A trip to the hospital can fill your mailbox with stacks of bills from the doctor, pharmacy, labs, emergency room, and more. Handling this paperwork can add stress to an already trying situation.
Here are some things you can do to keep your medical bills from piling up faster than you can pay them.
Know before you go.
- Understand your policy’s rules and benefits before you have any medical procedures performed, if possible.
- Make sure you know why all procedures or tests are being done.
Keep everything. Hang on to all receipts, insurance forms, bills, and anything else related to your medical care.
Organize. Keep track of your bills by making a file for each provider, arranged by service date.
Itemize. If you don’t receive itemized bills, request them. Errors are common, so review every bill when you receive it. A simple mistake, like an incorrect computer code, can be costly.
Review. Ask these questions when you get your bill:
- Is your personal and insurance information correct?
- Were you charged more than once for the same service?
- Were you charged for something you refused or didn’t receive?
- Is there anything that seems unreasonably high or questionable?
Don’t ignore the explanation of benefits form. This paperwork comes from your insurance company. It shows your medical services and dates provided. It also shows how much you and your plan will pay. If you don’t understand what you owe and why, call your insurance company and find out.
What if you think there’s a mistake?
Medical bills and the payment process can be complicated — services provided by different departments may be billed at different times, and insurance claims can lag behind the statements you receive from your provider. This is why it’s so important to keep your bills organized and review them for mistakes. Depending on the type of error you find, here’s what you should do:
Charged twice or billed for services you didn’t receive? Contact the medical billing office. Explain why you believe there has been a mistake, and ask them to correct the error. Give them a reasonable amount of time to correct the mistake, but be sure to follow up and make sure it was in fact fixed. Ask for the name of the person you talk to, and, if possible, get their direct extension so you can follow up with them personally.
Insurance not paying your bills, or covering less than you expected? Review the claim with your insurance company. Explain why you think they are wrong and what actions are needed to get it fixed. If they did make a mistake, find out when the claim will be updated, and when the hospital will receive payment. If you have to take action (for example, if they need more information from you in order to make a determination), understand exactly what it is that they need you to do and when you have to do it. Confirm the conversation with your insurance company representative through a letter or e-mail, and keep copies for your files.
Insurance claim denied? Get a written explanation of denial. If your claim is denied, make sure your insurance company explains in writing exactly why they won’t cover your costs. Then, use the insurance company’s appeal process as soon as possible to dispute it if you think you’ve been wrongly denied.
What if you just can’t pay?

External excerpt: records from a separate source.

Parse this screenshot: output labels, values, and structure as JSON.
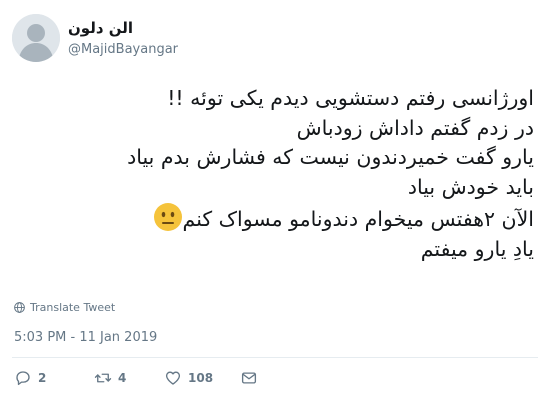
{
  "author": {
    "display_name": "الن دلون",
    "handle": "@MajidBayangar"
  },
  "tweet": {
    "lines": [
      "اورژانسی رفتم دستشویی دیدم یکی توئه !!",
      "در زدم گفتم داداش زودباش",
      "یارو گفت خمیردندون نیست که فشارش بدم بیاد",
      "باید خودش بیاد",
      "الآن ۲هفتس میخوام دندونامو مسواک کنم",
      "یادِ یارو میفتم"
    ],
    "emoji": "neutral-face"
  },
  "translate_label": "Translate Tweet",
  "timestamp": "5:03 PM - 11 Jan 2019",
  "actions": {
    "reply_count": "2",
    "retweet_count": "4",
    "like_count": "108"
  },
  "colors": {
    "text": "#14171a",
    "muted": "#657786",
    "divider": "#e6ecf0",
    "avatar_bg": "#dfe5ea",
    "emoji_face": "#f5c33b"
  }
}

First and foremost, don’t stick your head in the sand! Ignoring bills won’t make them go away — and can cause more problems you’ll need to deal with down the road. If you can’t pay your medical bills, contact your medical provider to work out a payment plan. Many providers also have financial counselors on staff who can help you understand your options. If you find yourself behind on bill payments, keep the following tips in mind as well:
Maintain your credit rating. Try to keep the bill from being turned over to a collections agency to avoid damage to your credit. Don’t expect an agency to call your insurance company or vice versa. You’ll need to stay in contact with both, and keep them updated. If you have a past-due bill in collections because your claim was denied, keep working with your insurance company until it’s settled — the collection agency won’t do this for you. You should, however, write to the collections agency and explain the situation so that it’s documented with your account. Try setting up a long-term payment plan with the agency. That may stop them from reporting negative information about you to the credit bureaus.

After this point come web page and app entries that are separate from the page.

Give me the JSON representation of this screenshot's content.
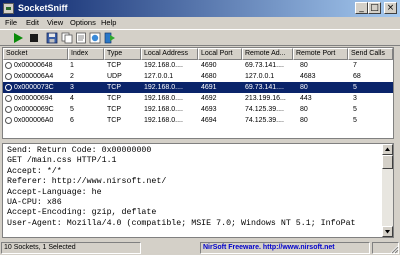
{
  "window": {
    "title": "SocketSniff",
    "minimize_glyph": "_",
    "maximize_glyph": "□",
    "close_glyph": "×"
  },
  "menu": [
    "File",
    "Edit",
    "View",
    "Options",
    "Help"
  ],
  "toolbar": {
    "icons": [
      "play-icon",
      "stop-icon",
      "save-icon",
      "copy-icon",
      "properties-icon",
      "html-report-icon",
      "exit-icon"
    ],
    "colors": {
      "play": "#0a8a0a",
      "stop": "#1a1a1a"
    }
  },
  "table": {
    "columns": [
      "Socket",
      "Index",
      "Type",
      "Local Address",
      "Local Port",
      "Remote Ad...",
      "Remote Port",
      "Send Calls"
    ],
    "rows": [
      [
        "0x00000648",
        "1",
        "TCP",
        "192.168.0....",
        "4690",
        "69.73.141....",
        "80",
        "7"
      ],
      [
        "0x000006A4",
        "2",
        "UDP",
        "127.0.0.1",
        "4680",
        "127.0.0.1",
        "4683",
        "68"
      ],
      [
        "0x0000073C",
        "3",
        "TCP",
        "192.168.0....",
        "4691",
        "69.73.141....",
        "80",
        "5"
      ],
      [
        "0x00000694",
        "4",
        "TCP",
        "192.168.0....",
        "4692",
        "213.199.16...",
        "443",
        "3"
      ],
      [
        "0x0000069C",
        "5",
        "TCP",
        "192.168.0....",
        "4693",
        "74.125.39....",
        "80",
        "5"
      ],
      [
        "0x000006A0",
        "6",
        "TCP",
        "192.168.0....",
        "4694",
        "74.125.39....",
        "80",
        "5"
      ]
    ],
    "selected_index": 2,
    "selection_color": "#0a246a"
  },
  "detail": {
    "lines": [
      "Send: Return Code: 0x00000000",
      "GET /main.css HTTP/1.1",
      "Accept: */*",
      "Referer: http://www.nirsoft.net/",
      "Accept-Language: he",
      "UA-CPU: x86",
      "Accept-Encoding: gzip, deflate",
      "User-Agent: Mozilla/4.0 (compatible; MSIE 7.0; Windows NT 5.1; InfoPat"
    ]
  },
  "status": {
    "summary": "10 Sockets, 1 Selected",
    "link": "NirSoft Freeware.  http://www.nirsoft.net"
  }
}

Don’t let your health insurance coverage lapse. You may think you’re better off redirecting your monthly premium payments to cover your medical bills, but if something happens again, your financial problems will only get worse. Also, your recent illness may be considered a pre-existing condition that prevents you from getting coverage when you apply for a new policy.
Look for ways to save on your health insurance premiums. Talk to your insurance agent about increasing your deductible or co-payment amount. If you have a child in college, see if it has a low-cost health insurance plan that would allow you to take your child off your plan. Finally, a secondary plan might pay medical bills not covered by your primary plan. For example, your spouse’s group plan may give you some benefits. Or, if Medicare is your primary insurance, you may have a secondary policy through a retirement plan, another group plan, or an individual plan.
Managing your health can be challenging, and managing the bills that come along with it can seem overwhelming. If you take the actions above, however, you can improve your chances of staying financially fit.